NEW YORK — The nation’s largest mass transit system is drastically reducing service levels as its ridership numbers plummet due to the coronavirus and worker shortages cause service delays.
More than 800 trains were delayed due to crew shortages on Monday alone, according to Sarah Feinberg, interim president of the MTA’s New York City Transit division, which runs the city’s buses and subways.
Fifty-two of the MTA’s 70,000 workers have tested positive for Covid-19. The authority was unable to say how many others are in quarantine, how many are merely calling in sick and how many are sick but have yet to get tested.
“Obviously, it’s greater than 52,” said MTA Chairman and CEO Pat Foye during a news conference Tuesday.
“It’s a struggle but we’re providing the service that New York needs right now,” said Tony Utano, president of the Transport Workers Union Local 100, the MTA’s biggest union. “Some of our members have tested positive, some have called in sick and some were quarantined by the MTA as a precaution because they may have come in contact with someone who has the virus.”
Starting March 25, New York City’s subways will run at 75 percent of regular service. Some lines will not run Monday through Friday, including the B, W and Z lines. Some express lines will run local. Starting March 26, New York City’s bus system will run at 75 percent of its regular service levels. The MTA’s railroads will see service cuts, too.
“Our number one goal is preserving the service for the heroes on the front lines of the crisis, and that’s exactly what we’re doing,” said MTA Chief Operating Officer Mario Péloquin.
New York is following in the stead of other American cities, none of them as reliant on mass transit as New York. In recent days, Minneapolis’s Metro Transit has cut service 40 percent. The Bay Area Rapid Transit system is reducing its nighttime and weekend service. Washington’s Metro has cut service, too. It’s also closed two stations near the Tidal Basin in an effort to keep cherry blossom lovers from crowding the system.

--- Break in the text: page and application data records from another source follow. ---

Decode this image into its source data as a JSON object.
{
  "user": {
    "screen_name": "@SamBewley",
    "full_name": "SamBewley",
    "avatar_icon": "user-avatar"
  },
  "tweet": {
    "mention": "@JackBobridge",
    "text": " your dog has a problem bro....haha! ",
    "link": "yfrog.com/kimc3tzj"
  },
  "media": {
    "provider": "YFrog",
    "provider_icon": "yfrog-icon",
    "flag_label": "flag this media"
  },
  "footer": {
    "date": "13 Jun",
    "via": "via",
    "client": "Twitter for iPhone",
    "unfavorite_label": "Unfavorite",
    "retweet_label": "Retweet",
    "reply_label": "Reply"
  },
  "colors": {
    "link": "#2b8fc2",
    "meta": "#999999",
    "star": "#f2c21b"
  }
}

Reducing service during a pandemic is a delicate balancing act. Cut service too much, and officials risk crowding riders into a subway car at a time when social distancing is key to stopping the spread of the pandemic. Run too much service, and officials risk alienating their staff. The service cuts are expected to have only a nominal impact on the MTA’s bottom line.
But a recent report did suggest the uptick in delays was leading to occasionally unhealthy levels of crowding, something the MTA dismissed out of hand.
Foye noted: “Ridership has sunk to never-before-seen lows,” with subway ridership alone down 87 percent.
“I think that we are providing a significant level of service for 13 percent of our customers,” Foye said.
Bus ridership is down by more than 70 percent. Railroad ridership is down 94 percent on Metro-North, which services New Rochelle, and more than 70 percent on the Long Island Rail Road.
Transit advocates greeted Tuesday’s news with mixed reactions.
Lisa Daglian, who runs the Permanent Citizens Advisory Committee to the MTA, said it was just a matter of time.
“With increasing worker shortages and decreasing ridership, we appreciate that the MTA will keep a good level of service to get front line workers where they need to go, while reducing crowding and maintaining social distancing for all,” she said.
Danny Pearlstein, the policy and communications director at the Riders Alliance, was less impressed.
“Many of the New Yorkers taking buses and subways right now are essential workers,” he said. “Majorities of all healthcare, childcare, and grocery workers depend on transit. Without them on the job, our crisis response will fail. The MTA should make every effort to maintain service. The federal government must deliver a multibillion dollar rescue for riders.”